Also called: Scholarly Journals, Academic Journals, Peer-Reviewed
Use the following criteria to determine whether an article is scholarly.
|Audience||Scholars, researchers, professors, students.|
|Author||Professionals, experts in the field. Credentials are listed in the article.|
|Length||Usually lengthy, often 20-40 pages long.|
|Citations||Many detailed citations.|
|Refereed||Yes; Articles go through a peer-review process where they are critiqued by other experts in the field before they are published.|
Here are some ways to identify primary research in the sciences:
The credentials of the researchers, the title; is it a review or meta-study?
Primary research will ask a question, state a hypothesis or goal.
The experimental design must be described such that it could be replicated.

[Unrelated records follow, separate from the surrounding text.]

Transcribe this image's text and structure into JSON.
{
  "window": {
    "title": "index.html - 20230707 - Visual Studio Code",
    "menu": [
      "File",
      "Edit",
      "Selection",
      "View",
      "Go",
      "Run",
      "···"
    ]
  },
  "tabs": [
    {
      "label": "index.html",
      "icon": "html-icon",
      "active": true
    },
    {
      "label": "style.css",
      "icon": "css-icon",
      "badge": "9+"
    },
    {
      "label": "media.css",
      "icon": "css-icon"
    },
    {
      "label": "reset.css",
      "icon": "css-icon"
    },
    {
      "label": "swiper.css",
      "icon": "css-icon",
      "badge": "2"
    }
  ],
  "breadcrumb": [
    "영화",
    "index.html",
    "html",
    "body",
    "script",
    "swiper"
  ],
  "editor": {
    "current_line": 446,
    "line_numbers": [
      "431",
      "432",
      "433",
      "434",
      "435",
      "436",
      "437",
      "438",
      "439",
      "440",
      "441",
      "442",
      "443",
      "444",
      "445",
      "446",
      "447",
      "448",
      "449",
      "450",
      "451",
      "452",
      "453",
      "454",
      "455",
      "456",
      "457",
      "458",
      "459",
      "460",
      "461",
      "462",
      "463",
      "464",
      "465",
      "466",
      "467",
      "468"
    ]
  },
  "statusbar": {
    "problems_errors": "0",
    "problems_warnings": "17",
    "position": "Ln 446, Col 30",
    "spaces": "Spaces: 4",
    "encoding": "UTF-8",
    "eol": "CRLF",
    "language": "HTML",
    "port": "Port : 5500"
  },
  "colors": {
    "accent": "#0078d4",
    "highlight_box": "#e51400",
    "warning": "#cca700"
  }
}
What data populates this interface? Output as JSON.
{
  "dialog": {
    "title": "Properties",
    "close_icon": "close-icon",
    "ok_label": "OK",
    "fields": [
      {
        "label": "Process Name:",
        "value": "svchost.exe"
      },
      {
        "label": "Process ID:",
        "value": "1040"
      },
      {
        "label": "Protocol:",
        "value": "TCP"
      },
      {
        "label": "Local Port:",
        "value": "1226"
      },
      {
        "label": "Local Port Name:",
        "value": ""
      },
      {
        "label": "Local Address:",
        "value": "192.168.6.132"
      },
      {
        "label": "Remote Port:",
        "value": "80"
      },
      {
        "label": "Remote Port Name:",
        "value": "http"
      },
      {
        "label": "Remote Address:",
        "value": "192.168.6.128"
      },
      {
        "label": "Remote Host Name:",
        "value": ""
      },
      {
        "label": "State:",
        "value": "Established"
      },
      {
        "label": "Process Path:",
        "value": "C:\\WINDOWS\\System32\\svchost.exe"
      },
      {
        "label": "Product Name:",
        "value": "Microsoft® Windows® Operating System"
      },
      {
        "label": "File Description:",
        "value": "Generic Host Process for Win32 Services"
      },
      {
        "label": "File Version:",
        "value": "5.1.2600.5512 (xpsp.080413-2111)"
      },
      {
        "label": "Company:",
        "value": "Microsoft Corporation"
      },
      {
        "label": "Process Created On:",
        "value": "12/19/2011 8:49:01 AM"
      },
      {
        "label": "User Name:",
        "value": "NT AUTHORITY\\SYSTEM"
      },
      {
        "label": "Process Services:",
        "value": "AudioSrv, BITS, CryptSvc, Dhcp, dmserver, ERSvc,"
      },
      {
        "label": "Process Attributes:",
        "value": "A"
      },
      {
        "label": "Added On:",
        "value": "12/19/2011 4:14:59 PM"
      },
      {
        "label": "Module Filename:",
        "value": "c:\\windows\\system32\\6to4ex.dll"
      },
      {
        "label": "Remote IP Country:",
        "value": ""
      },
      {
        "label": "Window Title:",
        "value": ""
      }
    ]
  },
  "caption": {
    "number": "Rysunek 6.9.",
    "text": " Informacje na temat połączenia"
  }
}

What were the results of the study/experiment.
What conclusions can be made from the results, what are the implications, areas for further study?
Do the researchers cite the work of others?
All screenshots from:
Arnedt, J., Rohsenow, D., Almeida, A., Hunt, S., Gokhale, M., Gottlieb, D. & Howland, J. (2011).
Sleep following alcohol intoxication in healthy, young adults: Effects of sex and family
history of alcoholism. Alcoholism: Clinical & Experimental Research, 35(5), 870-8.